BD: If you could request any new feature from the Health Graph, what would it be? How would you use it?
CD: Currently we have to ask users to register with BoF after RunKeeper Registration/Sign In. This is because the Health Graph API does not return user email addresses. This two-step registration process will likely increase the drop-out of first time users. If there were a way to get the email address of users who authorized RunKeeper access to BoF, it would be a very helpful feature.
BD: Can you share any future plans for Bank of Fitness? What’s coming next that your users will be excited about? Does the Health Graph play a role in that, and if so, how?

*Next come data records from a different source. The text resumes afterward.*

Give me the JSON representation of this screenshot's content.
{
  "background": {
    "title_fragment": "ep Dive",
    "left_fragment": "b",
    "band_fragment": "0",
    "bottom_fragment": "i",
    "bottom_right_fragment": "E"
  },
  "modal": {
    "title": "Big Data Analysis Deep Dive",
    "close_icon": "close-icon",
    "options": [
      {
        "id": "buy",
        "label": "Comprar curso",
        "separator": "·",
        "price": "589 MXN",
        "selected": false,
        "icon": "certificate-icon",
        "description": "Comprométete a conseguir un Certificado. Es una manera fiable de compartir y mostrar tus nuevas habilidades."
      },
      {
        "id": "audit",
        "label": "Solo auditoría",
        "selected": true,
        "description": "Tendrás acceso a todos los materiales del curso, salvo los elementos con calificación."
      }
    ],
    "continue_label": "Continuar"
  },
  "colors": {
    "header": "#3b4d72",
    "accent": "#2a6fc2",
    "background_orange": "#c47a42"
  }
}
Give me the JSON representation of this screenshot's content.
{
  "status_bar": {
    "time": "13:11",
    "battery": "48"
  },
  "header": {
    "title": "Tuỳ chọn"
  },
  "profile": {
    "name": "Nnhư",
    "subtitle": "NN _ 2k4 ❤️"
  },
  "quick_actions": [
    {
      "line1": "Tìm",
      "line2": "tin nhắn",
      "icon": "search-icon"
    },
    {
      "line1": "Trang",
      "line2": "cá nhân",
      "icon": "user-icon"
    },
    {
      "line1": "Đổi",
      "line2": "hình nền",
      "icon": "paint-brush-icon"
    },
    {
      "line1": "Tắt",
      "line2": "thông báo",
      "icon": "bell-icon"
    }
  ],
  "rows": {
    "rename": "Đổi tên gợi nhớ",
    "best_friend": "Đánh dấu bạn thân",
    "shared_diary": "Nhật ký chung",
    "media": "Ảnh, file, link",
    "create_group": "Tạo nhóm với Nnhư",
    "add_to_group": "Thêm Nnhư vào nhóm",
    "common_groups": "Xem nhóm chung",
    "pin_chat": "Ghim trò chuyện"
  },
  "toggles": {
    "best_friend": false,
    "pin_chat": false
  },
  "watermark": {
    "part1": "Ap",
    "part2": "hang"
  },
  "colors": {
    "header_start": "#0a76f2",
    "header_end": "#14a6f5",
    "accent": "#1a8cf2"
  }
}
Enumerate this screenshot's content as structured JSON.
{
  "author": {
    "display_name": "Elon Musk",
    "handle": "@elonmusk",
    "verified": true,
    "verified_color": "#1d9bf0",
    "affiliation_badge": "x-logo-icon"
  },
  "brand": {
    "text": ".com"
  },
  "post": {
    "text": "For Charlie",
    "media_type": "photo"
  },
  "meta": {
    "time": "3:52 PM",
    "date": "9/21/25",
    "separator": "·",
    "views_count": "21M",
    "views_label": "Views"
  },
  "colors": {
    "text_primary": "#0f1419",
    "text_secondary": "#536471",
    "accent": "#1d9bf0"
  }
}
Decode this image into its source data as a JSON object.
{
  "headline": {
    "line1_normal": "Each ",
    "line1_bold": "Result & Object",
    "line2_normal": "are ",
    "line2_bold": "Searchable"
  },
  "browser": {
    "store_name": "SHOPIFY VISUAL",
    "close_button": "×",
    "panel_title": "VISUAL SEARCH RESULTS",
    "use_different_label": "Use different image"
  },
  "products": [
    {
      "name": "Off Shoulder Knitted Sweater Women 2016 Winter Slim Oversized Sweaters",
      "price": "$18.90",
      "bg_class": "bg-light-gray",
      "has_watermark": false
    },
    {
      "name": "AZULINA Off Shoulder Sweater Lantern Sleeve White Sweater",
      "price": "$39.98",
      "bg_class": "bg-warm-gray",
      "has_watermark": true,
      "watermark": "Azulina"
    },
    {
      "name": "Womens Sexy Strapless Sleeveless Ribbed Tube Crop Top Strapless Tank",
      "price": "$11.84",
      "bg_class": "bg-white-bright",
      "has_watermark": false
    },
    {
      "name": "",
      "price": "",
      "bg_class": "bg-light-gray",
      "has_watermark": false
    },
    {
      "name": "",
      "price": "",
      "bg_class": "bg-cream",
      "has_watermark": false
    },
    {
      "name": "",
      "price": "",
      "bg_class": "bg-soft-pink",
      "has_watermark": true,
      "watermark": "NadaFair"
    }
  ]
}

CD: Our near term plan is to integrate with fitness club management software companies so we can reward people working out at gyms. The Health Graph will play an important role, since we want those millions of gym members to also track their workout activities outside of the gym.
We have some exclusive discounts from retailers and are in-process on building new relationships that will result in even more exciting gifts and discounts for our users.
We have also created BoF APIs for use by fitness club management software companies. We are in partnership conversations with club management software companies to use our APIs.